It might have been breakfast with the kangaroos that made Barossa Pavilions my favorite place of all the places we stayed in Australia. But more likely, it was the light-up rubber ducky.
We approached Barossa Pavilions in the dark, after a long day of travelling and celebrity spotting. Since it was dark, we couldn’t really get a sense of how amazing the place (and the view) was. But we did get a sense of how great our pavilion was from the moment we walked in.
Barossa Pavilions consist of six separate freestanding little houses, well-spaced apart to guarantee absolute privacy and amazing and unobstructed panoramic views of the Barossa Ranges. They are located on 75 acres of stunning hillside near the town of Lyndoch, which is about an hour-and-a-half northeast of Adelaide.

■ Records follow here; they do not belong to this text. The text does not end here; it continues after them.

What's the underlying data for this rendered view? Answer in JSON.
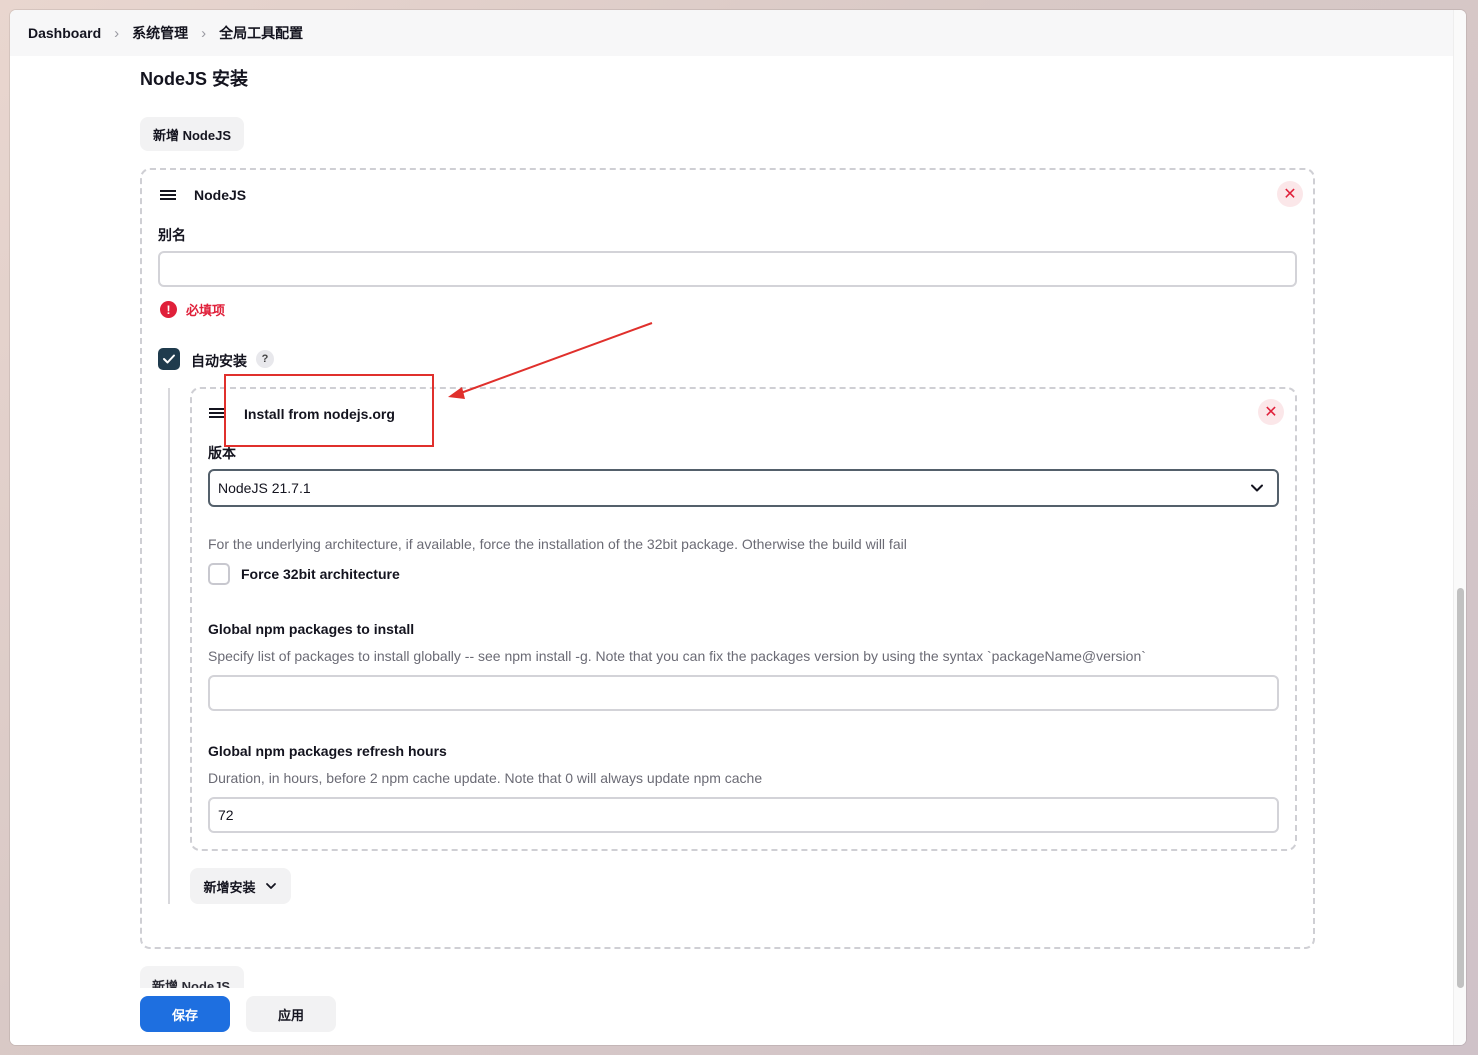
{
  "breadcrumb": [
    "Dashboard",
    "系统管理",
    "全局工具配置"
  ],
  "section_title": "NodeJS 安装",
  "add_nodejs_label": "新增 NodeJS",
  "tool_card": {
    "title": "NodeJS",
    "alias_label": "别名",
    "alias_value": "",
    "required_error": "必填项",
    "auto_install_label": "自动安装",
    "auto_install_checked": true,
    "help_label": "?"
  },
  "installer": {
    "title": "Install from nodejs.org",
    "version_label": "版本",
    "version_value": "NodeJS 21.7.1",
    "force32_desc": "For the underlying architecture, if available, force the installation of the 32bit package. Otherwise the build will fail",
    "force32_label": "Force 32bit architecture",
    "force32_checked": false,
    "npm_packages_label": "Global npm packages to install",
    "npm_packages_desc": "Specify list of packages to install globally -- see npm install -g. Note that you can fix the packages version by using the syntax `packageName@version`",
    "npm_packages_value": "",
    "refresh_label": "Global npm packages refresh hours",
    "refresh_desc": "Duration, in hours, before 2 npm cache update. Note that 0 will always update npm cache",
    "refresh_value": "72"
  },
  "add_installer_label": "新增安装",
  "footer": {
    "ghost_label": "新增 NodeJS",
    "save_label": "保存",
    "apply_label": "应用"
  },
  "colors": {
    "primary": "#1e6fe0",
    "error": "#e0203a",
    "annotation": "#e0302c",
    "checkbox_checked": "#1f3b4d"
  }
}
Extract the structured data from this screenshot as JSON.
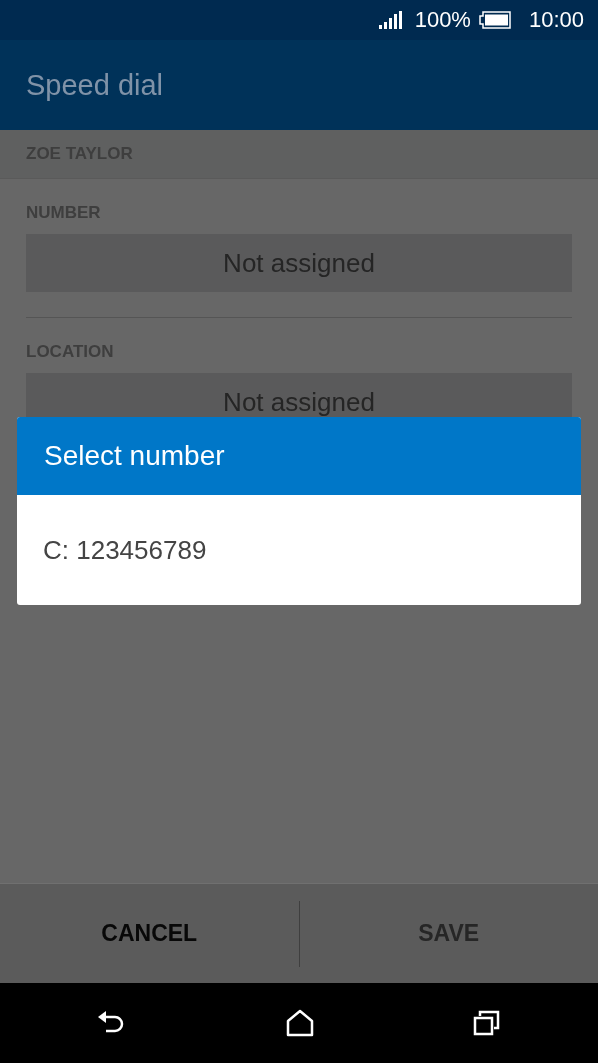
{
  "status_bar": {
    "battery": "100%",
    "time": "10:00"
  },
  "app_bar": {
    "title": "Speed dial"
  },
  "contact": {
    "name": "ZOE TAYLOR"
  },
  "fields": [
    {
      "label": "NUMBER",
      "value": "Not assigned"
    },
    {
      "label": "LOCATION",
      "value": "Not assigned"
    }
  ],
  "dialog": {
    "title": "Select number",
    "options": [
      "C: 123456789"
    ]
  },
  "buttons": [
    {
      "label": "CANCEL",
      "disabled": false
    },
    {
      "label": "SAVE",
      "disabled": true
    }
  ]
}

It’s so private we never saw another person during the three nights we were there. Each pavilion is controlled by a keypad and an access code, so there’s no front desk or check in. The owners text you the access code on the day you arrive and you just drive up and park in front of your pavilion.
The location could not have been better. It never took us longer than 30 minutes to drive to any of the wineries we visited or back at the end of the day.
The pavilions themselves were adorable. They were very modern and minimalist, with a simple open floor plan and wall-to-wall windows running the entire length of the unit. They’re all the same (with some slight decorating differences) and are designed for couples (no kids allowed).
The owners really did think of everything. The well-decorated living room had a selection of DVDs, magazines and even an iPad. The sectional couch was very comfortable and cozy.
Each villa is totally equipped with a modern and well-stocked kitchen with just about everything you could possibly need, including breakfast provisions featuring local foods.
It had cereal, handmade muesli, locally baked wood oven bread, selection of spreads, baked beans, tomatoes, mushrooms, bananas and pancake mix. In the fridge were champagne and orange juice, butter, free range eggs, double smoked bacon, cream and milk, yogurt. Seriously, it was more food than we could finish.
There was also fresh coffee beans for the slightly complicated and oh-so-fancy espresso coffee machine, a selection of fine leaf teas, homemade cookies, chocolate fudge and a very nice small bottle of local port.
The amazing deck ran the length of the pavilion and had a porch swing and a barbecue grill, which we made use of each night, rather than eating out. By this point, we were pretty sick of eating out every meal, and we really liked feeling like locals and going to the butcher, the baker or checking out all the mysterious items at the grocery store.
We’d pick up something each day on our way back to the pavilion, I’d sit on the porch swing, and XFE would get his grill master on. His lamb chops are better than anything at any restaurant anyway. Plus, it gave us the opportunity to enjoy one of the wines from the wineries we had gone to that day.
The front bathroom had a washer/dryer unit as well as a shower and L’Occitaine toiletries, while the back bathroom had a Jacuzzi tub, bubble bath, candles and matches, and even a rubber ducky.
The property was so peaceful, you really felt like no one else was around. We’d walk around in the evenings and look at the bazillions of stars.
And then there were the wild kangaroos.
We saw them two of the three mornings we were there. You’d see a group of them – usually 3-4 — (fun fact: a group of kangaroos is known as a mob) calmly munching away at the dry grass, rooting around with their forepaws. We would try not to startle them and go about our morning, but checking every few minutes to see if they really were there.
They’d eventually get full and look for a bit of shade where they’d collapse on their side before the heat got too much. They’d loll around, scratching their stomachs with their short arms. It was so indescribably awesome.
Between the amazing accommodations and the great kangaroo show, we really did have to pull ourselves away each day. By far one of the best places we’ve ever stayed.
Someone here in the Virginia wine country should really take note and replicate this type of accommodation. There’s way too much of what XFE and I call “Colonial Chintz Chic” in the accommodation choices up here.
And there’s not nearly enough wild kangaroos.